BEGIN Data section

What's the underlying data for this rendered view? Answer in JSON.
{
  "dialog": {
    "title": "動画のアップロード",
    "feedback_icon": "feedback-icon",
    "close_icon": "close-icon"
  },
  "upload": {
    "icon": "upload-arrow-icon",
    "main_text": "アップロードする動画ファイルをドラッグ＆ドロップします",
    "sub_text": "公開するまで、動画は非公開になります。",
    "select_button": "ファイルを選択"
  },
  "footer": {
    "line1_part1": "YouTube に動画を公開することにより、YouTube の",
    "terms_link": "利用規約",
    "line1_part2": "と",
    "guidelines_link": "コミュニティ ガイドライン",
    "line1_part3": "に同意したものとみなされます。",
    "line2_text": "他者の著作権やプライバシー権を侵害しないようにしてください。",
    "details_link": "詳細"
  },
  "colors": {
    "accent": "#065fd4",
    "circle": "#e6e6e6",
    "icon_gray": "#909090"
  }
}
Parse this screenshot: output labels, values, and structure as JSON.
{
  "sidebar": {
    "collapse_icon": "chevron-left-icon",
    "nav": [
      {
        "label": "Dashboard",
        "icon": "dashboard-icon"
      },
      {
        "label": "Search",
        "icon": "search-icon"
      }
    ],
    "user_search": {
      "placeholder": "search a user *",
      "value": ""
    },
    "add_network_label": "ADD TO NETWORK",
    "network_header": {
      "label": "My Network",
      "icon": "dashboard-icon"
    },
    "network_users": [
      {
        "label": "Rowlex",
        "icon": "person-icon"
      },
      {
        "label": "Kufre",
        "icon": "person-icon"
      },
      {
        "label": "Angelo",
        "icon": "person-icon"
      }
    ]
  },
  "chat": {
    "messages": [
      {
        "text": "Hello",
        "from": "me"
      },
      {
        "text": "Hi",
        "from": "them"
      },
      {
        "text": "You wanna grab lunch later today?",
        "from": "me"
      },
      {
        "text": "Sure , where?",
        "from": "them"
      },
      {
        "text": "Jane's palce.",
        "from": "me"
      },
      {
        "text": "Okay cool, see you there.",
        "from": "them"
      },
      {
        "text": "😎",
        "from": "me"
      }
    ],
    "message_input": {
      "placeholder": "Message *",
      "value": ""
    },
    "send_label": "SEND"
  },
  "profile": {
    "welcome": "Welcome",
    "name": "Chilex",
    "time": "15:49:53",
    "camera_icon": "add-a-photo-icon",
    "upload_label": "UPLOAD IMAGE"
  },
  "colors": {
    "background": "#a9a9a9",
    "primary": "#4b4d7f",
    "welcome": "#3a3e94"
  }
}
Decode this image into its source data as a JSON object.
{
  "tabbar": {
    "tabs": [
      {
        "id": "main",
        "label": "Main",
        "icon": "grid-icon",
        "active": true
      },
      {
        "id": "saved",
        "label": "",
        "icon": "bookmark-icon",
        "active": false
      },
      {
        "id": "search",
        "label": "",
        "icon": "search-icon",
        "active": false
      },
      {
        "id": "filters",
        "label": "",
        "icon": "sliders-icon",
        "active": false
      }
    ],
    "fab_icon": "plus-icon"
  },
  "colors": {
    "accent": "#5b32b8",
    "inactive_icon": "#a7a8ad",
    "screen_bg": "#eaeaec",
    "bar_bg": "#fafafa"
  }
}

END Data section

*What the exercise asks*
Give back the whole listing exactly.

*Answer box*
What's the underlying data for this rendered view? Answer in JSON.
{
  "dialog": {
    "title": "動画のアップロード",
    "feedback_icon": "feedback-icon",
    "close_icon": "close-icon"
  },
  "upload": {
    "icon": "upload-arrow-icon",
    "main_text": "アップロードする動画ファイルをドラッグ＆ドロップします",
    "sub_text": "公開するまで、動画は非公開になります。",
    "select_button": "ファイルを選択"
  },
  "footer": {
    "line1_part1": "YouTube に動画を公開することにより、YouTube の",
    "terms_link": "利用規約",
    "line1_part2": "と",
    "guidelines_link": "コミュニティ ガイドライン",
    "line1_part3": "に同意したものとみなされます。",
    "line2_text": "他者の著作権やプライバシー権を侵害しないようにしてください。",
    "details_link": "詳細"
  },
  "colors": {
    "accent": "#065fd4",
    "circle": "#e6e6e6",
    "icon_gray": "#909090"
  }
}
Parse this screenshot: output labels, values, and structure as JSON.
{
  "sidebar": {
    "collapse_icon": "chevron-left-icon",
    "nav": [
      {
        "label": "Dashboard",
        "icon": "dashboard-icon"
      },
      {
        "label": "Search",
        "icon": "search-icon"
      }
    ],
    "user_search": {
      "placeholder": "search a user *",
      "value": ""
    },
    "add_network_label": "ADD TO NETWORK",
    "network_header": {
      "label": "My Network",
      "icon": "dashboard-icon"
    },
    "network_users": [
      {
        "label": "Rowlex",
        "icon": "person-icon"
      },
      {
        "label": "Kufre",
        "icon": "person-icon"
      },
      {
        "label": "Angelo",
        "icon": "person-icon"
      }
    ]
  },
  "chat": {
    "messages": [
      {
        "text": "Hello",
        "from": "me"
      },
      {
        "text": "Hi",
        "from": "them"
      },
      {
        "text": "You wanna grab lunch later today?",
        "from": "me"
      },
      {
        "text": "Sure , where?",
        "from": "them"
      },
      {
        "text": "Jane's palce.",
        "from": "me"
      },
      {
        "text": "Okay cool, see you there.",
        "from": "them"
      },
      {
        "text": "😎",
        "from": "me"
      }
    ],
    "message_input": {
      "placeholder": "Message *",
      "value": ""
    },
    "send_label": "SEND"
  },
  "profile": {
    "welcome": "Welcome",
    "name": "Chilex",
    "time": "15:49:53",
    "camera_icon": "add-a-photo-icon",
    "upload_label": "UPLOAD IMAGE"
  },
  "colors": {
    "background": "#a9a9a9",
    "primary": "#4b4d7f",
    "welcome": "#3a3e94"
  }
}
Decode this image into its source data as a JSON object.
{
  "tabbar": {
    "tabs": [
      {
        "id": "main",
        "label": "Main",
        "icon": "grid-icon",
        "active": true
      },
      {
        "id": "saved",
        "label": "",
        "icon": "bookmark-icon",
        "active": false
      },
      {
        "id": "search",
        "label": "",
        "icon": "search-icon",
        "active": false
      },
      {
        "id": "filters",
        "label": "",
        "icon": "sliders-icon",
        "active": false
      }
    ],
    "fab_icon": "plus-icon"
  },
  "colors": {
    "accent": "#5b32b8",
    "inactive_icon": "#a7a8ad",
    "screen_bg": "#eaeaec",
    "bar_bg": "#fafafa"
  }
}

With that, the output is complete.